Records from a collection
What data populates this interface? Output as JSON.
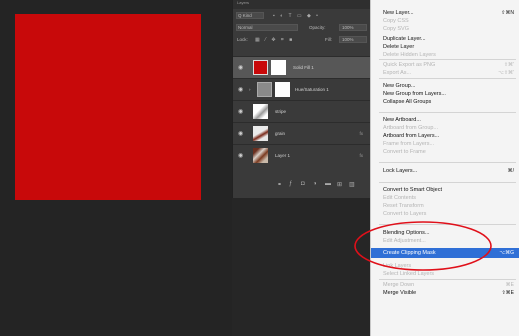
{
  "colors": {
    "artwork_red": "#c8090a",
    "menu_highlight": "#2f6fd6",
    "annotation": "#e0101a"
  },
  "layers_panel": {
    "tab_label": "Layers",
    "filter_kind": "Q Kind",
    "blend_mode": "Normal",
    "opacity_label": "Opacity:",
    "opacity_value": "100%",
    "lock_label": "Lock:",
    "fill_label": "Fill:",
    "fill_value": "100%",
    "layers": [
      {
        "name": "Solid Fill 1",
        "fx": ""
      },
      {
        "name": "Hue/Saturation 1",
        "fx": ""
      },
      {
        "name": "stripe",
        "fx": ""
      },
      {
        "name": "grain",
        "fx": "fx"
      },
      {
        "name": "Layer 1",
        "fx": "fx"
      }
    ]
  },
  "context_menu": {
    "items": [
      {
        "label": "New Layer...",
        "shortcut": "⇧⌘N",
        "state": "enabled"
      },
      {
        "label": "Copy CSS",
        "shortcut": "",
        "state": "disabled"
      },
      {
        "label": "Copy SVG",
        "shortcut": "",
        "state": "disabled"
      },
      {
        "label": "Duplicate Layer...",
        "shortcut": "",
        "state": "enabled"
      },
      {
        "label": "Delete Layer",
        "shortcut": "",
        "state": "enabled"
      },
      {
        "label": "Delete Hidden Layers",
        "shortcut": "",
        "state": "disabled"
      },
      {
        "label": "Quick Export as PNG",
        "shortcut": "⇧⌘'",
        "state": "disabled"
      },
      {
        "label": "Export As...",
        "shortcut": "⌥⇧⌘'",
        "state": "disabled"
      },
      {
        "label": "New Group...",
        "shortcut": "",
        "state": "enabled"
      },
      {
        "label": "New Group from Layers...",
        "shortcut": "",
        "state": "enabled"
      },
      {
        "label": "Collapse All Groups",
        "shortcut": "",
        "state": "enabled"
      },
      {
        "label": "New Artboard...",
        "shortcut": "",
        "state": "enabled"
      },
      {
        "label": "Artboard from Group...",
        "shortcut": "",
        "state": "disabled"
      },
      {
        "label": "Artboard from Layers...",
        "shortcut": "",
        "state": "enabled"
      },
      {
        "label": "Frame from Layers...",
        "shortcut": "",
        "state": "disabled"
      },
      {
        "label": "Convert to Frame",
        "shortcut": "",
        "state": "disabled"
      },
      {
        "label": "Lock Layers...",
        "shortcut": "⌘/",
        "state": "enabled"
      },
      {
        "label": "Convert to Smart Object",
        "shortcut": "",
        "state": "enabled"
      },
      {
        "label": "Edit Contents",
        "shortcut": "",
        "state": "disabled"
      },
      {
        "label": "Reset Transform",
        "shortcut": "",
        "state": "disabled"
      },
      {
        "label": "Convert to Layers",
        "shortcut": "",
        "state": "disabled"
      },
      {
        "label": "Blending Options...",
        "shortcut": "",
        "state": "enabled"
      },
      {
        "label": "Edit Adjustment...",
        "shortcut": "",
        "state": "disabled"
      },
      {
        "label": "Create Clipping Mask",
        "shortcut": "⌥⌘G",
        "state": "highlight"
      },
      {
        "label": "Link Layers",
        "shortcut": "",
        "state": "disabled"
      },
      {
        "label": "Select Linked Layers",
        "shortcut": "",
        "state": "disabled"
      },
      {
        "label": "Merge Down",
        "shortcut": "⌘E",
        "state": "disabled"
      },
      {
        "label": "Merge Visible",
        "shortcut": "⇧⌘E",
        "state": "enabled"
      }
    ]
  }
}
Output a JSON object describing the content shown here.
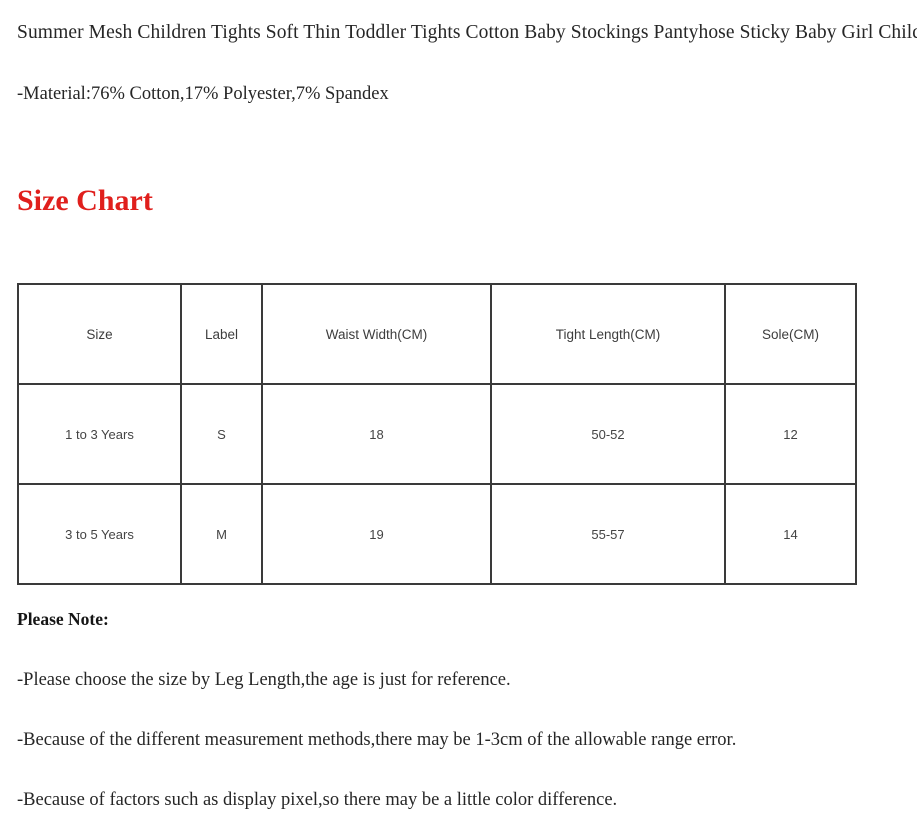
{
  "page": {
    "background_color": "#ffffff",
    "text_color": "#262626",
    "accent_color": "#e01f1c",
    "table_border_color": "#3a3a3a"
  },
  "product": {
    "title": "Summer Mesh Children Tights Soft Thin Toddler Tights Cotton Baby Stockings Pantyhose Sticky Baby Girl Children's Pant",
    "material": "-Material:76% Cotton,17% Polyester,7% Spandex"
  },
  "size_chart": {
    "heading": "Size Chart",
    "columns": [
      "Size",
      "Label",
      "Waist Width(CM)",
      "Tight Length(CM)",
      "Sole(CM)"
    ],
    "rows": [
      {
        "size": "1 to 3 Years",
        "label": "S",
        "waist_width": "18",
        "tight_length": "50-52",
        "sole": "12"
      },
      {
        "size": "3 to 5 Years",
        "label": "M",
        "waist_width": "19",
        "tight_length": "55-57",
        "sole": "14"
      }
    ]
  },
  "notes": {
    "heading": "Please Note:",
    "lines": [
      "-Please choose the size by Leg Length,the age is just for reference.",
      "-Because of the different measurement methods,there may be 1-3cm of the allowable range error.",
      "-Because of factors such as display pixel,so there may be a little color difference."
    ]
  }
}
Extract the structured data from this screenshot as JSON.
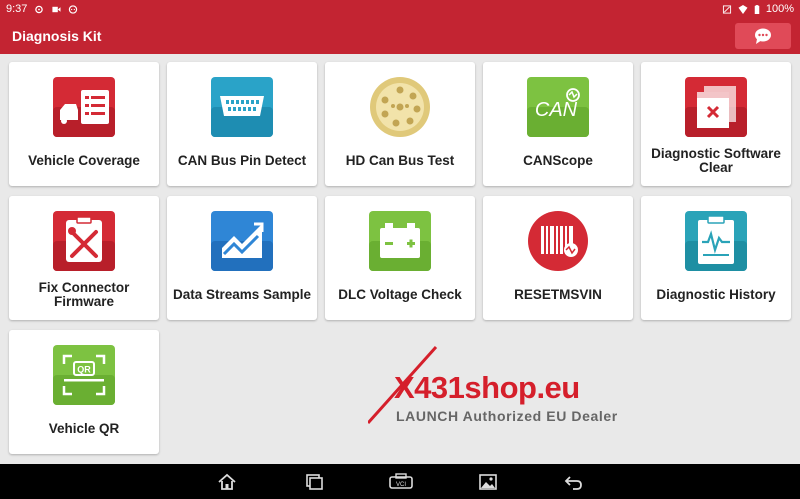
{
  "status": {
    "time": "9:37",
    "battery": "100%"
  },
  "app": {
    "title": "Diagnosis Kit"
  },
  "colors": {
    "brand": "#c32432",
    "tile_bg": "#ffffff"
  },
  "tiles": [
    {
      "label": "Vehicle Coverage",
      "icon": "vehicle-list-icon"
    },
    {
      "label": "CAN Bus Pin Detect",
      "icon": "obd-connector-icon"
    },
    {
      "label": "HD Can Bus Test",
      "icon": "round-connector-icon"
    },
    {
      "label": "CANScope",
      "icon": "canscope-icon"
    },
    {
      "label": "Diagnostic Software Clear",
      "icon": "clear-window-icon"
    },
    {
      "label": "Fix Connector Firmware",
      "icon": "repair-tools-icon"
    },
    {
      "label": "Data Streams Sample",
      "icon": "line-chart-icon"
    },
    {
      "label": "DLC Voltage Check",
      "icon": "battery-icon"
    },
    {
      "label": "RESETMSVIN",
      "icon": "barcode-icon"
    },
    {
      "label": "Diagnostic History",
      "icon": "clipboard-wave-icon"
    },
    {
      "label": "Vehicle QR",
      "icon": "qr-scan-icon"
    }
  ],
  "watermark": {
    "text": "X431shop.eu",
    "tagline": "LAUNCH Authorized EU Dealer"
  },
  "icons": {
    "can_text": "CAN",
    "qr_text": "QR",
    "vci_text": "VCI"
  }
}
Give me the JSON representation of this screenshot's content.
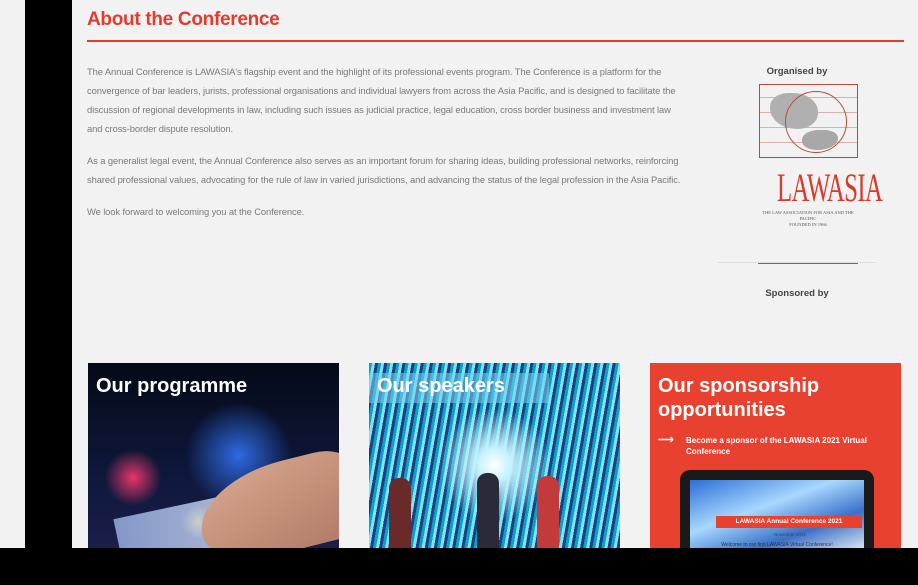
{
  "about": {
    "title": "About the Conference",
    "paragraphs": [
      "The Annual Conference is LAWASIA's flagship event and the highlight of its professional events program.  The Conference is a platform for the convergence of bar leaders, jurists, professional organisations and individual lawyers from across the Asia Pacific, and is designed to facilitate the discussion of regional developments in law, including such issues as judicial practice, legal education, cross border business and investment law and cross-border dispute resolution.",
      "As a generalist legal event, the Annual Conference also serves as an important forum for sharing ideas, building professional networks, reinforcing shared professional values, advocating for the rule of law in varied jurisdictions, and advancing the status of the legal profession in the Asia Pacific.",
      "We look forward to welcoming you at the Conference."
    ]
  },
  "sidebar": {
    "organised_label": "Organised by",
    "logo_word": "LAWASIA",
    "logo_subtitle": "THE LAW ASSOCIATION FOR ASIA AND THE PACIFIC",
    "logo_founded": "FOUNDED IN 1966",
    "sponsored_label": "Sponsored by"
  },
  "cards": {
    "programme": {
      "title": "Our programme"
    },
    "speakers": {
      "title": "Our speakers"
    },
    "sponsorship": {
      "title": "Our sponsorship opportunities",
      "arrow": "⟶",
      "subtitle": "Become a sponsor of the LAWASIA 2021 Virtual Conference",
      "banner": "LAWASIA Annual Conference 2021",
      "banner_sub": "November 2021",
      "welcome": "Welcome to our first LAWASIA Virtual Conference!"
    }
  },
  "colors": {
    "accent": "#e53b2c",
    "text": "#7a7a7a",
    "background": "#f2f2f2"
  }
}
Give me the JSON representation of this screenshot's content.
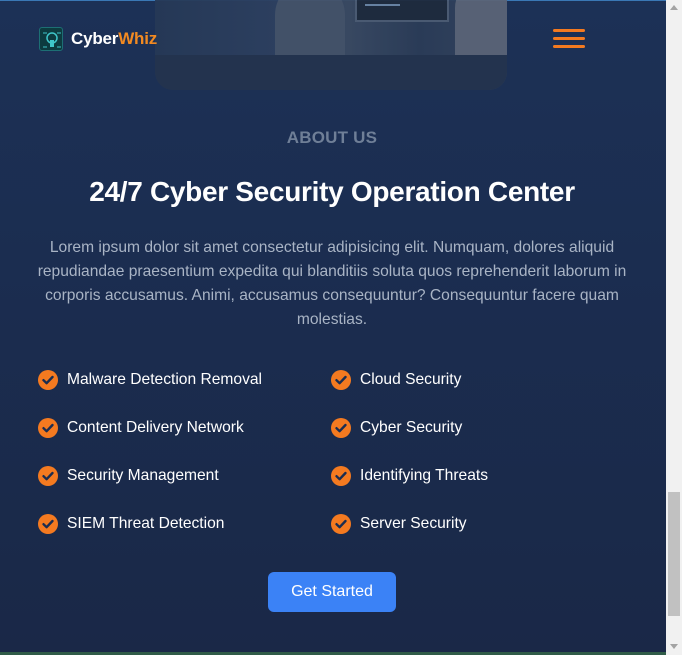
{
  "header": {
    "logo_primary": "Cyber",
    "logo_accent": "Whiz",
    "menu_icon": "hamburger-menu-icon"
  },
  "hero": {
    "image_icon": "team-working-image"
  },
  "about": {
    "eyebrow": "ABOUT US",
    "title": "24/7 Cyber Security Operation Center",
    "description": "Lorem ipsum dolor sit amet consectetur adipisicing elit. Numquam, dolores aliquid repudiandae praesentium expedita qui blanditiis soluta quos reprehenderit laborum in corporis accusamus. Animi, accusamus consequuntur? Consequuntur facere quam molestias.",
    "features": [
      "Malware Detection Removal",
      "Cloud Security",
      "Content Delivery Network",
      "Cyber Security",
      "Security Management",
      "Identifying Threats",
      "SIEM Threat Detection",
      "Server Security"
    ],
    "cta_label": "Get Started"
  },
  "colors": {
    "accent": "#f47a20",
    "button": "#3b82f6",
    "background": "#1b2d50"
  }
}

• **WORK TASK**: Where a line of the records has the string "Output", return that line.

• **SOLUTION TO THE EXERCISE**:
What data populates this interface? Output as JSON.
Output a JSON object describing the content shown here.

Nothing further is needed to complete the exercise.